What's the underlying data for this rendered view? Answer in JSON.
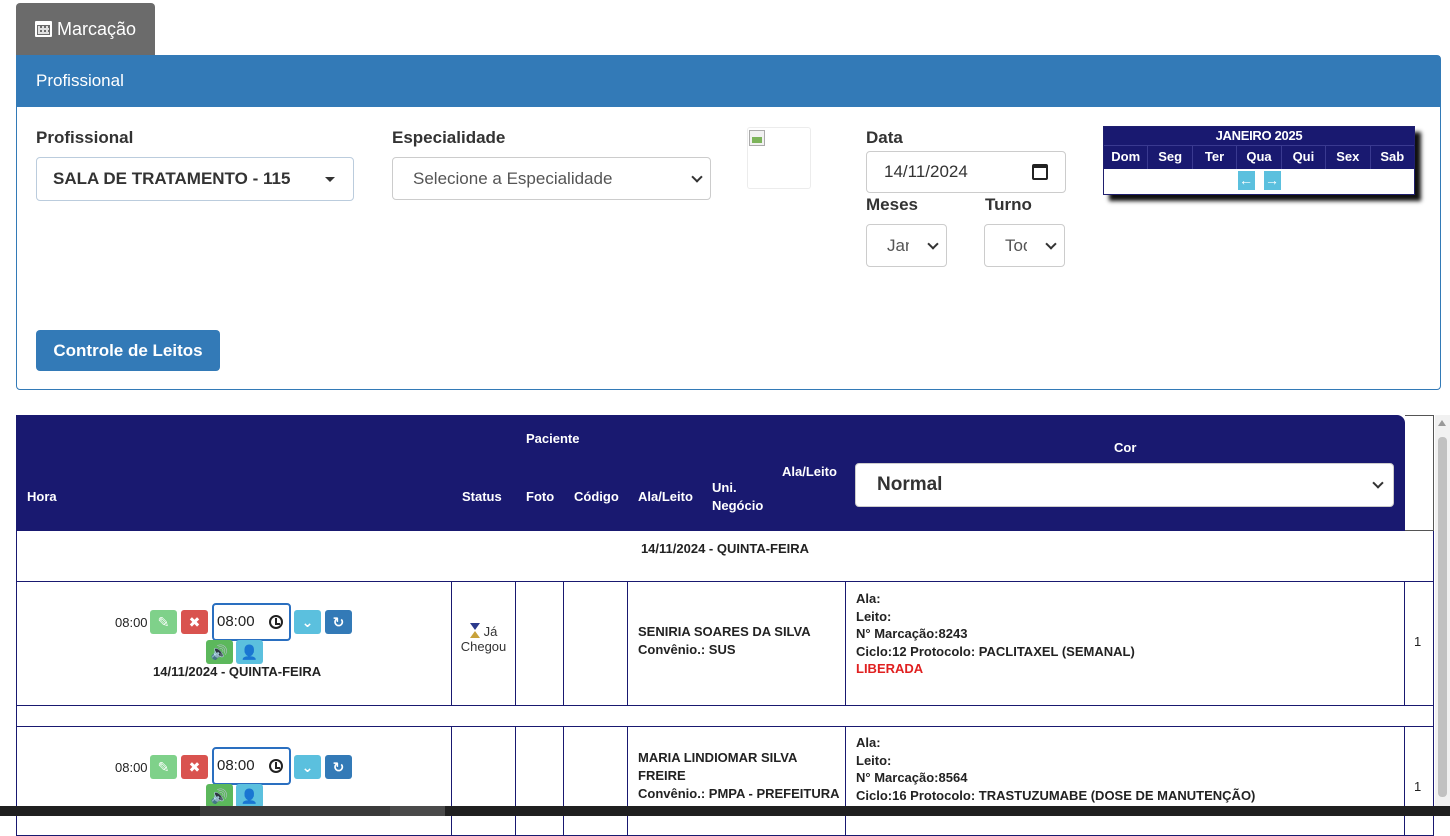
{
  "tab": {
    "label": "Marcação",
    "icon": "calendar-icon"
  },
  "panel": {
    "title": "Profissional",
    "profissional_label": "Profissional",
    "profissional_value": "SALA DE TRATAMENTO - 115",
    "especialidade_label": "Especialidade",
    "especialidade_value": "Selecione a Especialidade",
    "data_label": "Data",
    "data_value": "14/11/2024",
    "meses_label": "Meses",
    "meses_value": "Jan",
    "turno_label": "Turno",
    "turno_value": "Tod",
    "button_leitos": "Controle de Leitos"
  },
  "mini_calendar": {
    "title": "JANEIRO 2025",
    "days": [
      "Dom",
      "Seg",
      "Ter",
      "Qua",
      "Qui",
      "Sex",
      "Sab"
    ],
    "prev": "🡄",
    "next": "🡆"
  },
  "table": {
    "headers": {
      "paciente": "Paciente",
      "hora": "Hora",
      "status": "Status",
      "foto": "Foto",
      "codigo": "Código",
      "ala_leito": "Ala/Leito",
      "uni_negocio_1": "Uni.",
      "uni_negocio_2": "Negócio",
      "ala_leito_2": "Ala/Leito",
      "cor": "Cor",
      "cor_value": "Normal"
    },
    "day_header": "14/11/2024 - QUINTA-FEIRA",
    "rows": [
      {
        "hora": "08:00",
        "time_value": "08:00",
        "date": "14/11/2024 - QUINTA-FEIRA",
        "status": "Já Chegou",
        "status_line1": "Já",
        "status_line2": "Chegou",
        "paciente_nome_1": "SENIRIA SOARES DA SILVA",
        "paciente_nome_2": "",
        "convenio": "Convênio.: SUS",
        "ala": "Ala:",
        "leito": "Leito:",
        "marcacao": "N° Marcação:8243",
        "ciclo": "Ciclo:12 Protocolo: PACLITAXEL (SEMANAL)",
        "situacao": "LIBERADA",
        "num": "1"
      },
      {
        "hora": "08:00",
        "time_value": "08:00",
        "paciente_nome_1": "MARIA LINDIOMAR SILVA",
        "paciente_nome_2": "FREIRE",
        "convenio": "Convênio.: PMPA - PREFEITURA",
        "ala": "Ala:",
        "leito": "Leito:",
        "marcacao": "N° Marcação:8564",
        "ciclo": "Ciclo:16 Protocolo: TRASTUZUMABE (DOSE DE MANUTENÇÃO)",
        "num": "1"
      }
    ]
  },
  "colors": {
    "primary": "#337ab7",
    "header_navy": "#191970",
    "danger": "#d9534f",
    "success": "#5cb85c",
    "info": "#5bc0de",
    "liberada": "#e02020"
  }
}
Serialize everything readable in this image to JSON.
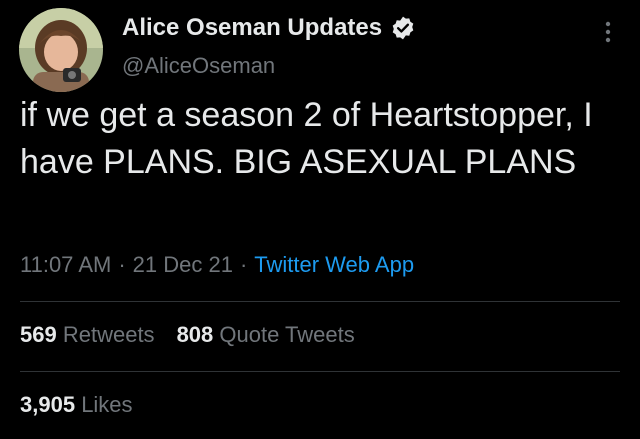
{
  "author": {
    "display_name": "Alice Oseman Updates",
    "handle": "@AliceOseman",
    "avatar_icon": "avatar-photo",
    "verified_icon": "verified-badge-icon"
  },
  "tweet": {
    "text": "if we get a season 2 of Heartstopper, I have PLANS. BIG ASEXUAL PLANS",
    "time": "11:07 AM",
    "date": "21 Dec 21",
    "separator": "·",
    "source": "Twitter Web App"
  },
  "stats": {
    "retweets_count": "569",
    "retweets_label": "Retweets",
    "quotes_count": "808",
    "quotes_label": "Quote Tweets",
    "likes_count": "3,905",
    "likes_label": "Likes"
  },
  "colors": {
    "background": "#000000",
    "text_primary": "#e7e9ea",
    "text_secondary": "#71767b",
    "link": "#1d9bf0",
    "divider": "#2f3336"
  }
}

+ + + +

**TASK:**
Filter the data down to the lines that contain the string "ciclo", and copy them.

**OUTPUT OF THE EXERCISE:**
        "ciclo": "Ciclo:12 Protocolo: PACLITAXEL (SEMANAL)",
        "ciclo": "Ciclo:16 Protocolo: TRASTUZUMABE (DOSE DE MANUTENÇÃO)",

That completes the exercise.